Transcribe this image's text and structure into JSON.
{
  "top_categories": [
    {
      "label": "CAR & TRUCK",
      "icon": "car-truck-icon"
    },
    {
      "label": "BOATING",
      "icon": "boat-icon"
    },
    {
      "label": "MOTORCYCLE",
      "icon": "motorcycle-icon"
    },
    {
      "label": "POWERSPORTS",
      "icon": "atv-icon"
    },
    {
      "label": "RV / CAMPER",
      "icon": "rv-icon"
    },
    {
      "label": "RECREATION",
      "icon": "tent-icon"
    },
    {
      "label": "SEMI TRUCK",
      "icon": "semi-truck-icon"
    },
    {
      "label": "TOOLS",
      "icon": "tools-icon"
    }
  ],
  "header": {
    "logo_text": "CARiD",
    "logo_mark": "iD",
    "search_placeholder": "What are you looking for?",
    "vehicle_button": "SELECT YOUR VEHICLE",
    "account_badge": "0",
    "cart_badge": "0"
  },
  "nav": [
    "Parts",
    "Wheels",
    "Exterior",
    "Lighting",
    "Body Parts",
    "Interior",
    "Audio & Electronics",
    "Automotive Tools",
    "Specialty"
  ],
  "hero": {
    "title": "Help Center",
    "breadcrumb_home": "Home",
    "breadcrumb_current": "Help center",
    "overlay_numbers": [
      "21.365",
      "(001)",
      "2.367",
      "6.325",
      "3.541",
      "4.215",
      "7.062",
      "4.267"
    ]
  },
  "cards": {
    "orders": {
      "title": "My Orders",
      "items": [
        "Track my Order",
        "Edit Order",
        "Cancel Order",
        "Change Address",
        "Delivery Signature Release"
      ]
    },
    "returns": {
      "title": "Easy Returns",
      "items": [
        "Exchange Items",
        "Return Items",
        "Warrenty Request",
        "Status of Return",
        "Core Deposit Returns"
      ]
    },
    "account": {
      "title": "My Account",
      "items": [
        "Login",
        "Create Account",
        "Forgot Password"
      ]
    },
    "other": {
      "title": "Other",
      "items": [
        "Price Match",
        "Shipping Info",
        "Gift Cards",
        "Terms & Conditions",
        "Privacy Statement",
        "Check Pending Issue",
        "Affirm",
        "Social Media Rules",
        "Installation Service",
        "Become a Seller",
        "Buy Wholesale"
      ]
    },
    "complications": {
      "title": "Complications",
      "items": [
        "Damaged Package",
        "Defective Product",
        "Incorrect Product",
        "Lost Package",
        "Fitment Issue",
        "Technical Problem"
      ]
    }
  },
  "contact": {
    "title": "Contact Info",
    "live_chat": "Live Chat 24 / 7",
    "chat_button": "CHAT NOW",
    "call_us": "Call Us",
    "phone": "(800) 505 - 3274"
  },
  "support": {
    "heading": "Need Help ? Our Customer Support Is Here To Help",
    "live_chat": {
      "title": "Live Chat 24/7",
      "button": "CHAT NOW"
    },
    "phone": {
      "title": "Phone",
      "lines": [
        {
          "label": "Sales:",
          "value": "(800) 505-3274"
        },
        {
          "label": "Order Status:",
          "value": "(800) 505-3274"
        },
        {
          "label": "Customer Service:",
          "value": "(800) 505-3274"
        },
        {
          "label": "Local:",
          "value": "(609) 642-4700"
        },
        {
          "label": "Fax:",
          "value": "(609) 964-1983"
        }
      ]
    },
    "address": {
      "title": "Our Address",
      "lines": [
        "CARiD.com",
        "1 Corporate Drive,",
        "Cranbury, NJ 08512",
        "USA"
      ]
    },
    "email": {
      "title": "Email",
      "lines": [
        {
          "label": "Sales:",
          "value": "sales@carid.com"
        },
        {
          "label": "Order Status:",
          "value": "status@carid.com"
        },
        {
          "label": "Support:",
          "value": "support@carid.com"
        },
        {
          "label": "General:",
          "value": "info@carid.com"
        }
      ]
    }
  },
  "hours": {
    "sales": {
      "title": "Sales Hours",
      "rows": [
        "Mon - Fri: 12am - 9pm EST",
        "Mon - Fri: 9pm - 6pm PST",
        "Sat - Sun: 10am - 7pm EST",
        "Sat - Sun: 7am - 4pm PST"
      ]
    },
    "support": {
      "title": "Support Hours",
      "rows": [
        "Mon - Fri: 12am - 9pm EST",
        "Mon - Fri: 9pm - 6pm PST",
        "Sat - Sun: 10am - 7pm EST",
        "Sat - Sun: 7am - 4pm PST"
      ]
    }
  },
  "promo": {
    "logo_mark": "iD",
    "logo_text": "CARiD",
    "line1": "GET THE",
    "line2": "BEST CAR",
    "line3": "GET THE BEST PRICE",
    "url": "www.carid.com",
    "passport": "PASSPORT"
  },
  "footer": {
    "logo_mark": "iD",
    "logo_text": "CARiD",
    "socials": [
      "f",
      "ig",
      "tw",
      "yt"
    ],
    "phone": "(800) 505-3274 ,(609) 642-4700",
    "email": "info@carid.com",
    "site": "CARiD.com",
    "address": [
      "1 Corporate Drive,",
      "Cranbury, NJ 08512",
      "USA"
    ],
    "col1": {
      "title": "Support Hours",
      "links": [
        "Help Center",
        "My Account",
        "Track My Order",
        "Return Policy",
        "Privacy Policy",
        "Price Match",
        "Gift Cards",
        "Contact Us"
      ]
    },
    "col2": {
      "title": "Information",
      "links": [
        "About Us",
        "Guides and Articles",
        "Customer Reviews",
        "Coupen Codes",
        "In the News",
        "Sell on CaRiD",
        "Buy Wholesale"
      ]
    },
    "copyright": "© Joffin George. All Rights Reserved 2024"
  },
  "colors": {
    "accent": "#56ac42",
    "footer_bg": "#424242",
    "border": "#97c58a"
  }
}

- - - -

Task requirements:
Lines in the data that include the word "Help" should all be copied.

Answer box:
    "title": "Help Center",
    "breadcrumb_current": "Help center",
    "heading": "Need Help ? Our Customer Support Is Here To Help",
        "Help Center",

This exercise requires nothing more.